On the right, the second mechanized infantry platoon dismounted and took up positions on the scrub-covered western slopes of Hill 103, overlooking the mosque.
They failed to notice, however, that the enemy had already moved forces up to the mosque. Indeed, had they known that the Dakkistani forward observer had taken up a position on the roof of the ornate building, any protected status it might have enjoyed under the laws of war would have been null and void.
Instead, the first indication came when one of the T-72s there maneuvered among the ornamental trees, and successfully knocked out a Bradley. A Javelin team and the Abrams on Hill 101 exacted revenge, destroying two T-72s as they tried to dash towards eastern slopes of Hill 103.
UAV imagery showed that, by now, Bakkala had been heavily garrisoned by RRG infantry and Popular Militia. COL Stormfroth was glad he had not attempted a rash frontal assault.
Dakkastani truck-mounted anti-aircraft guns also stood ready in case Natonian aircraft were called into action. So far, however, the Apache promised to Task Force Righteous Indignation had failed to materialize.
While the enemy probe on the southern flank of the Natonian positions had stalled, the Dakkistani military sought to outflank to the north. A platoon of ARSD T-55s pulled into a walled compound to the centre of the battlefield to provide covering fire while a second platoon of T-55s, a lone T-72, and the anti-tank platoon of Popular Militia all manoeuvred around the slopes of Hill 102, trying to use it to screen them from the Natonian armour until they could close the range.
Once again, the Natonian task force made urgent calls for helicopter support. Once again, there was no answer.
The T-55s in the compound didn’t last long as they came under fire from both the Abrams and the ATGMs of the mechanized infantry. Two of the three enemy vehicles were quickly destroyed.
Natonian forces also continued to snipe at enemy vehicles on the outskirts of Bakkala when they could be spotted. Some supporting fire from a battery of 155mm artillery was added to the mix too, the shells landing amongst a platoon of Popular Militia, and setting a farmhouse on fire. That would be one less supplier of radical pistachios to compete with the patriotic (if heavily-subsidized) farmers of the Natonian Free Trade Area.
The survivors pulled back to a safer position.
Enemy mortars atop Hill 105 also joined the shelling of the Natonian-held farm.
At around the same time, the enemy’s flanking force of tanks and technicals behind Hill 102 crested the ridge to attack the Natonian forces below. The FAV platoon was destroyed by enemy tank fire, supplemented with additional fire from the surviving BRDMs of the ARSD reconnaissance platoon.
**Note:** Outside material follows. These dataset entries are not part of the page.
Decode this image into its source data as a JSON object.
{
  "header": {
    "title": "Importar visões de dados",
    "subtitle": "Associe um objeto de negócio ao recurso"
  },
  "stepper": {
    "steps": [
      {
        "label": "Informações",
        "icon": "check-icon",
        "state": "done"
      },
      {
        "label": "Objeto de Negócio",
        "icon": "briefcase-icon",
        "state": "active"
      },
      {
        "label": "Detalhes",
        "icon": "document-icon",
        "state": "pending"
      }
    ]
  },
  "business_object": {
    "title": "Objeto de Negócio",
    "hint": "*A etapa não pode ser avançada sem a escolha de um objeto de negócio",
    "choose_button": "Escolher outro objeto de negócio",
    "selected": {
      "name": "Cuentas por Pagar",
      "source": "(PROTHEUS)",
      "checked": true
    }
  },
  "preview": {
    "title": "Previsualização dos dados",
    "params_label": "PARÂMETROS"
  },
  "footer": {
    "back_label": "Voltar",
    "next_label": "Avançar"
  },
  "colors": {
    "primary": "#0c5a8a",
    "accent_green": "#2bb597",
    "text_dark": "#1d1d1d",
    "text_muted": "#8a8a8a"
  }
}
The heroism and tragic loss of the WALRUSes—truly the stuff of Nollywood movies—would not go unrecognized.
One enemy tank even managed to get a flank shot against an Abrams, but missed.
“Where is my #$%^^ goddamned helicopter?” cursed COL Stormfroth as he angrily chomped on a cigar.
“The Apache is inbound now, Sir” reported his radio operator. “ETA zero five minutes.”
“Well that’s too goddamned late, isn’t it?” spat the Colonel as he climbed into the 0.50 cal turret of his HMMWV and opened fire on the approaching enemy. The clatter of his heavy machine gun was soon joined by the staccato bark of the 25mm autocannon on the Bradley. Their combined fire tore through the shabby locally-manufactured trucks of the Dakkastani militia platoon, destroying it. That would teach them to buy Natonian next time!
Moments later, the M1A2s atop Hill 101 opened fire. Soon the enemy T-72 and T-55s atop the ridge were also smoking wrecks.
While the flanking attack had been destroyed, the town of Bakkala remained well-defended by Dakkastani infantry and BMPs.
COL Stormfroth’s original battle plan had called for his mechanized infantry and a platoon of tanks to develop a counter-attack at this point. However, given the strength of the enemy force—and with the WALRUSes decimated and one of his mechanized infantry platoons shattered by enemy shelling—it would be too risky to mount an assault, even allowing for the imminent arrival of his much-delayed air support.
The first battle of the war would thus end in a stalemate.